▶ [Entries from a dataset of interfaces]
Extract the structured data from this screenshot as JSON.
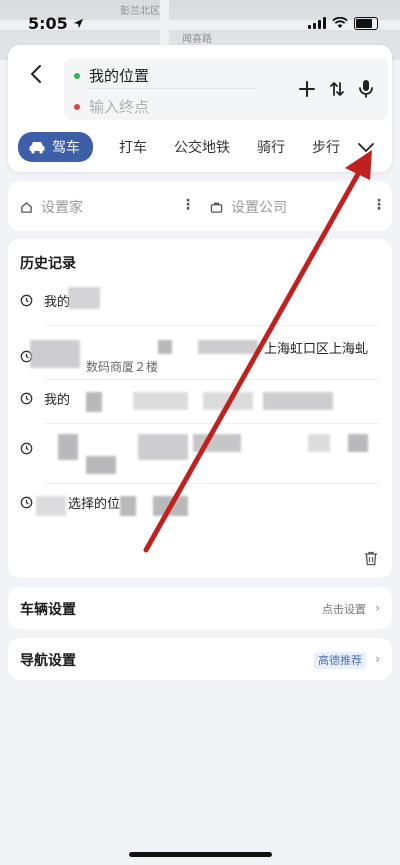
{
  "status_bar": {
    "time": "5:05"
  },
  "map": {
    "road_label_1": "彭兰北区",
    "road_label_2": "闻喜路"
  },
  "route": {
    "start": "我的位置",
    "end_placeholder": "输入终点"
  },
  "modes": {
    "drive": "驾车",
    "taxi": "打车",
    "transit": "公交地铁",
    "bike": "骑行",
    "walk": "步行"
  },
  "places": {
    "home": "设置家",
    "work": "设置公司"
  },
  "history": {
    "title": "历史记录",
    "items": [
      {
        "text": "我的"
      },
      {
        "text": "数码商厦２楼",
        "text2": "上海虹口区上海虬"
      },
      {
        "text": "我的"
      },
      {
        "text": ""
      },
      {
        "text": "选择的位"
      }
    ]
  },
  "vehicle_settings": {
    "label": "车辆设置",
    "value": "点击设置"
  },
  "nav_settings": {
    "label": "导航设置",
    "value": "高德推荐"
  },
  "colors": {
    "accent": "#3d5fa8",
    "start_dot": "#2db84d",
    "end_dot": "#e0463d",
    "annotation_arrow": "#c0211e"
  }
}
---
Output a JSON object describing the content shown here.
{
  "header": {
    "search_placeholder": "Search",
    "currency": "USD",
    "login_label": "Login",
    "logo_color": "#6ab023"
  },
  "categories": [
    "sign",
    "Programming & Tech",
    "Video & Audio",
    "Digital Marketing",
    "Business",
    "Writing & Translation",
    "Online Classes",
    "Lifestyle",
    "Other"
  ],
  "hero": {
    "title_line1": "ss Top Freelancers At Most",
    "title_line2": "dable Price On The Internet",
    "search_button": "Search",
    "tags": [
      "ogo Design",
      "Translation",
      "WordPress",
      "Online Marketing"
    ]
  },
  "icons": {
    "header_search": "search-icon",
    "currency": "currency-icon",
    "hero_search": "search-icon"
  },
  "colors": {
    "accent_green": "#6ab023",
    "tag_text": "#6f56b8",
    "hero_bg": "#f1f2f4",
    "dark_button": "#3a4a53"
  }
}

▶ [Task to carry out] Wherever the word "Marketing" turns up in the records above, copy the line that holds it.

▶ [Reply to the exercise]
    "Digital Marketing",
      "Online Marketing"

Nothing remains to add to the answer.